RCLack of competence, you say?
JCHWell, I’ll get a call for, say, mandolin at a Broadway-style show. I get the call because I can read a score and they don’t have time for a typical folkie to learn the material by ear. Typical ‘studio’ situation.
RCSo what’s the problem?
JCHThe ‘problem’ is that I’ve just spent three months busting my fingers on five string bass and when I go to pick up the mandolin, my muscle memory is an absolute disaster. My ‘reading advantage’ goes totally out the window because I have to spend a ton of time re-educating my fingers how to play on that wee, tiny fingerboard with chords tuned in fifths. What they don’t tell ya about aging is that as one gets old, it takes longer to ‘context switch’ like that. It’s sorta like how when yer ten and you break a bone it heals in two weeks. And when yer fifty five, it takes two months.
RCIf you’re lucky. I get it. So it gets harder to return to an instrument because you can’t just pick up, say the banjo, and make like Earl Scruggs.
JCHWell, I can make like Earl Scruggs.
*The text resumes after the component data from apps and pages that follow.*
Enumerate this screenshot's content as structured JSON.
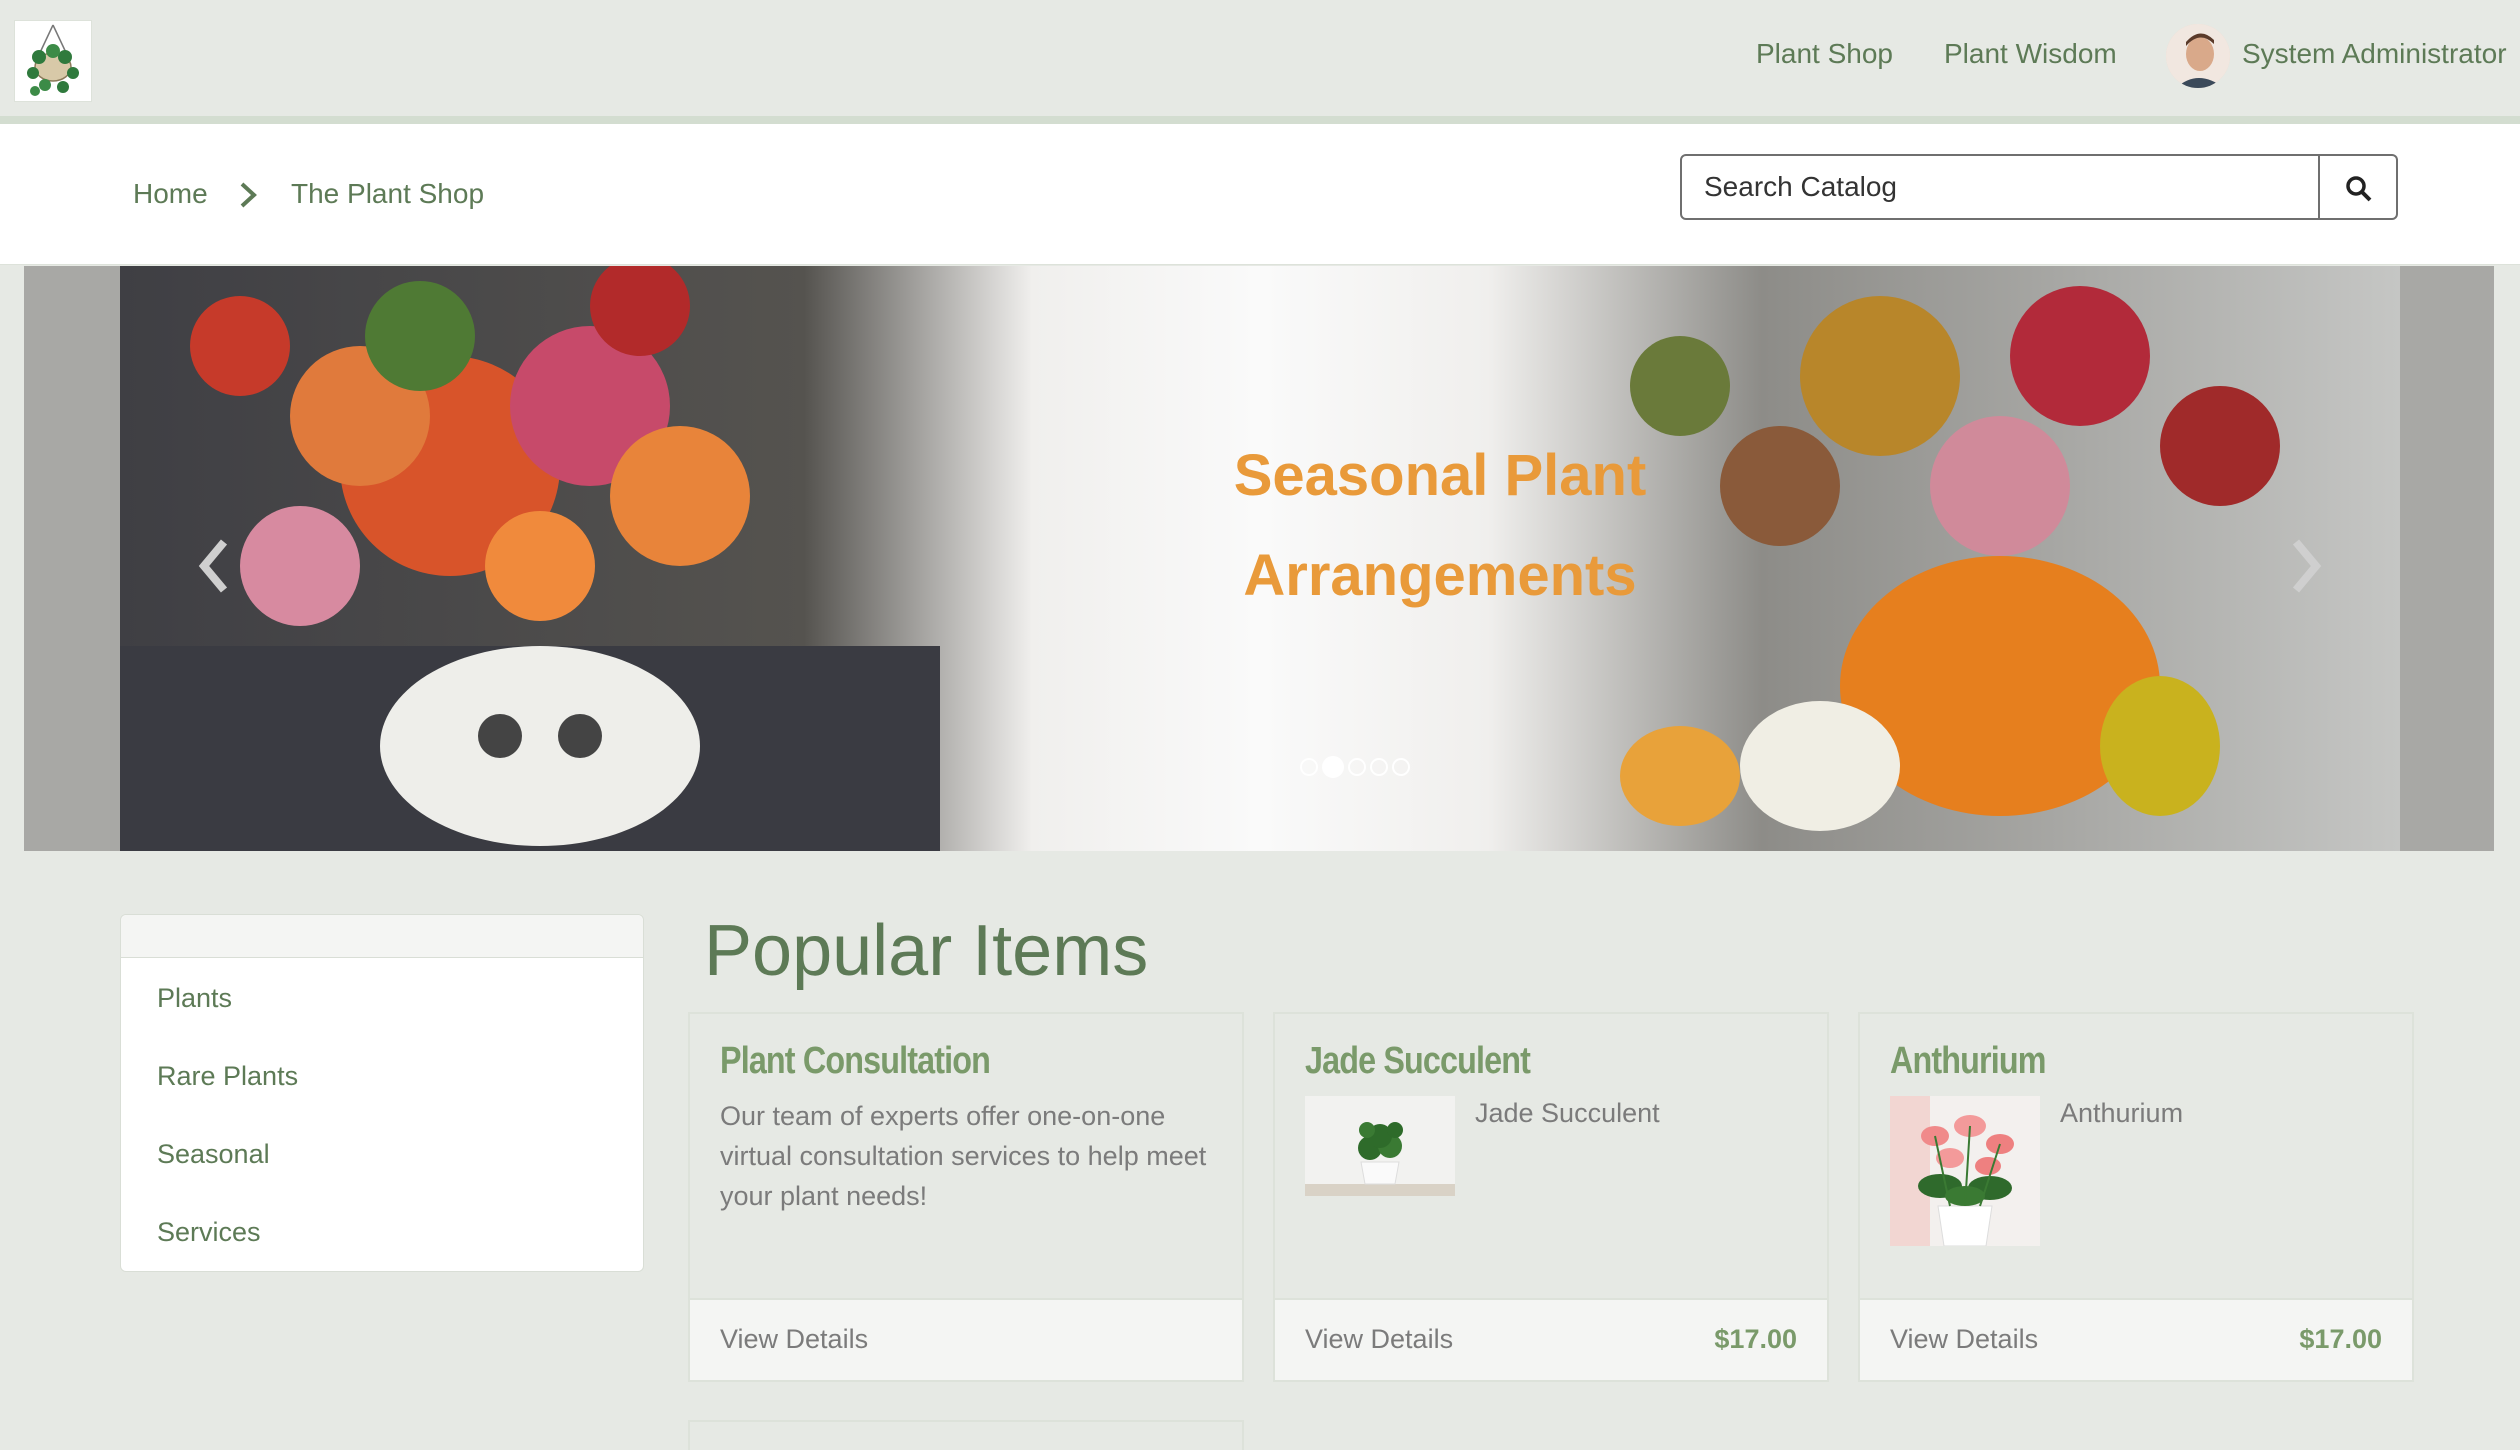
{
  "header": {
    "nav": [
      "Plant Shop",
      "Plant Wisdom"
    ],
    "user_name": "System Administrator"
  },
  "breadcrumb": {
    "home": "Home",
    "current": "The Plant Shop"
  },
  "search": {
    "placeholder": "Search Catalog"
  },
  "hero": {
    "title_line1": "Seasonal Plant",
    "title_line2": "Arrangements",
    "slide_count": 5,
    "active_slide": 2
  },
  "sidebar": {
    "items": [
      "Plants",
      "Rare Plants",
      "Seasonal",
      "Services"
    ]
  },
  "popular": {
    "title": "Popular Items",
    "cards": [
      {
        "title": "Plant Consultation",
        "desc": "Our team of experts offer one-on-one virtual consultation services to help meet your plant needs!",
        "footer": "View Details",
        "price": ""
      },
      {
        "title": "Jade Succulent",
        "subtitle": "Jade Succulent",
        "footer": "View Details",
        "price": "$17.00"
      },
      {
        "title": "Anthurium",
        "subtitle": "Anthurium",
        "footer": "View Details",
        "price": "$17.00"
      }
    ]
  },
  "colors": {
    "accent": "#5d7a56",
    "background": "#e6e9e4",
    "hero_title": "#e99a3a"
  }
}
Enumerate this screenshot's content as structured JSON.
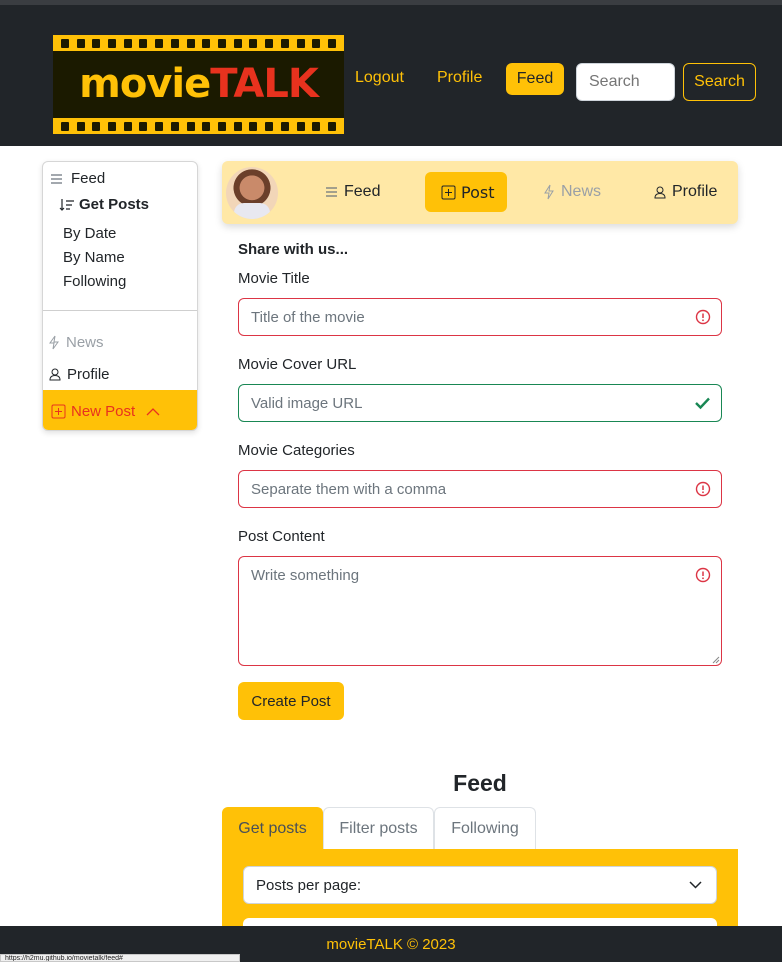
{
  "navbar": {
    "logo": {
      "part1": "movie",
      "part2": "TALK"
    },
    "links": {
      "logout": "Logout",
      "profile": "Profile",
      "feed": "Feed"
    },
    "search": {
      "placeholder": "Search",
      "button": "Search"
    }
  },
  "sidebar": {
    "feed": "Feed",
    "get_posts": "Get Posts",
    "by_date": "By Date",
    "by_name": "By Name",
    "following": "Following",
    "news": "News",
    "profile": "Profile",
    "new_post": "New Post"
  },
  "postnav": {
    "feed": "Feed",
    "post": "Post",
    "news": "News",
    "profile": "Profile"
  },
  "form": {
    "heading": "Share with us...",
    "title_label": "Movie Title",
    "title_placeholder": "Title of the movie",
    "cover_label": "Movie Cover URL",
    "cover_placeholder": "Valid image URL",
    "categories_label": "Movie Categories",
    "categories_placeholder": "Separate them with a comma",
    "content_label": "Post Content",
    "content_placeholder": "Write something",
    "submit": "Create Post"
  },
  "feed": {
    "title": "Feed",
    "tabs": [
      "Get posts",
      "Filter posts",
      "Following"
    ],
    "posts_per_page": "Posts per page:"
  },
  "footer": {
    "text": "movieTALK © 2023"
  },
  "status_bar": {
    "url": "https://h2mu.github.io/movietalk/feed#"
  },
  "colors": {
    "accent": "#ffc107",
    "dark": "#212529",
    "danger": "#dc3545",
    "success": "#198754",
    "brand_red": "#e8321e"
  }
}
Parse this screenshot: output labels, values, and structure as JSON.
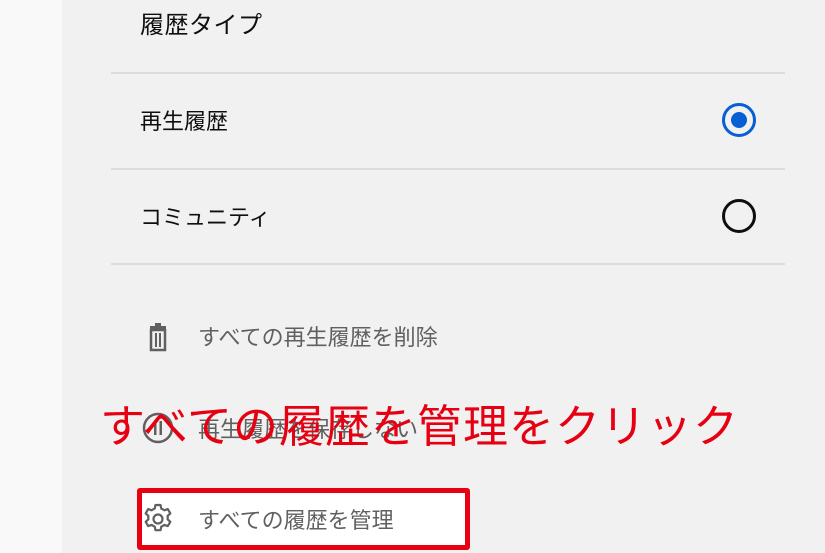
{
  "history_type": {
    "title": "履歴タイプ",
    "options": [
      {
        "label": "再生履歴",
        "selected": true
      },
      {
        "label": "コミュニティ",
        "selected": false
      }
    ]
  },
  "actions": {
    "clear_watch_history": {
      "label": "すべての再生履歴を削除",
      "icon": "trash-icon"
    },
    "pause_watch_history": {
      "label": "再生履歴を保存しない",
      "icon": "pause-circle-icon"
    },
    "manage_all_history": {
      "label": "すべての履歴を管理",
      "icon": "gear-icon"
    }
  },
  "annotation": {
    "text": "すべての履歴を管理をクリック",
    "color": "#e60012"
  },
  "colors": {
    "radio_selected": "#065fd4",
    "panel_background": "#f1f1f1"
  }
}
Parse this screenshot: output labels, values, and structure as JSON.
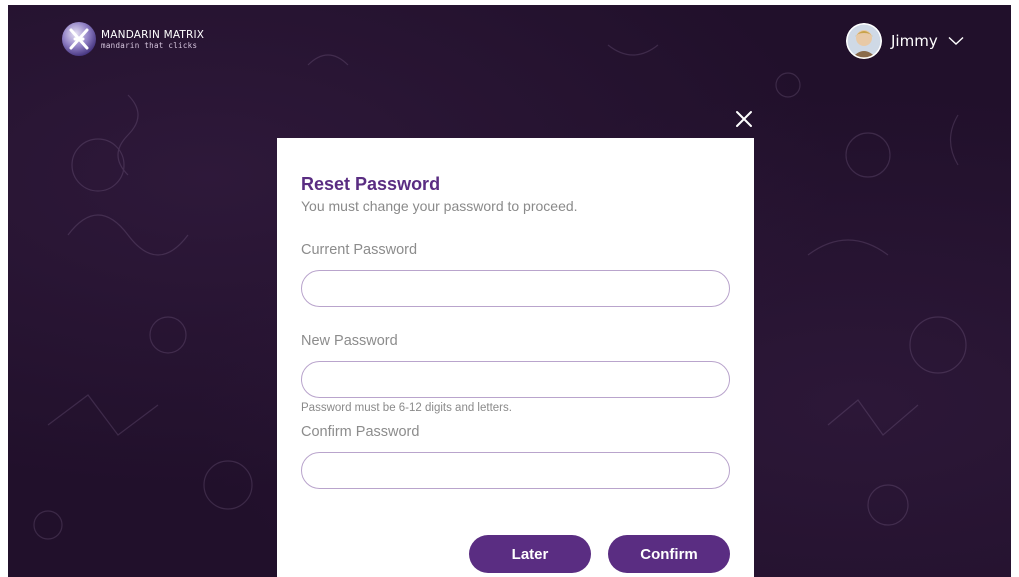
{
  "header": {
    "logo": {
      "title": "MANDARIN MATRIX",
      "tagline": "mandarin that clicks",
      "icon": "mandarin-matrix-logo-icon"
    },
    "user": {
      "name": "Jimmy",
      "avatar_icon": "user-avatar-icon",
      "dropdown_icon": "chevron-down-icon"
    }
  },
  "modal": {
    "close_icon": "close-icon",
    "title": "Reset Password",
    "subtitle": "You must change your password to proceed.",
    "fields": {
      "current": {
        "label": "Current Password",
        "value": "",
        "placeholder": ""
      },
      "new": {
        "label": "New Password",
        "value": "",
        "placeholder": ""
      },
      "confirm": {
        "label": "Confirm Password",
        "value": "",
        "placeholder": ""
      }
    },
    "hint": "Password must be 6-12 digits and letters.",
    "buttons": {
      "later": "Later",
      "confirm": "Confirm"
    }
  },
  "colors": {
    "background": "#21102b",
    "accent": "#5a2d82",
    "input_border": "#b9a4cc",
    "muted_text": "#8a8a8a"
  }
}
I remember most of that. What I can’t do is actually be creative. Anything that isn’t strict muscle memory, ie. new ideas or material I’m reading off a page that doesn’t immediately sound like Cripple Creek? They seem to go from my head down my arm to my fingers and then somewhere at the wrist, I start getting these dropped frames. You know, like Max Headroom. The cable connection is dodgy.
RCThat can be a problem. OK, so to wrap it up, this is what I wrote from the last time we did this: A) It’s too expensive to have a full-time band. B) You like not having to worry about who will play what when you compose. C) You can bring the guys together for short tours which everyone enjoys like Band Camp. D) Doing Progress live will require five guys, so this Summer tour, the music will be even more ‘epic’ but the tickets will be even more expensive (laughs).
JCHThat last part? No joke.
RC Oh and E) Getting old makes switching between instruments a Max Headroom experience.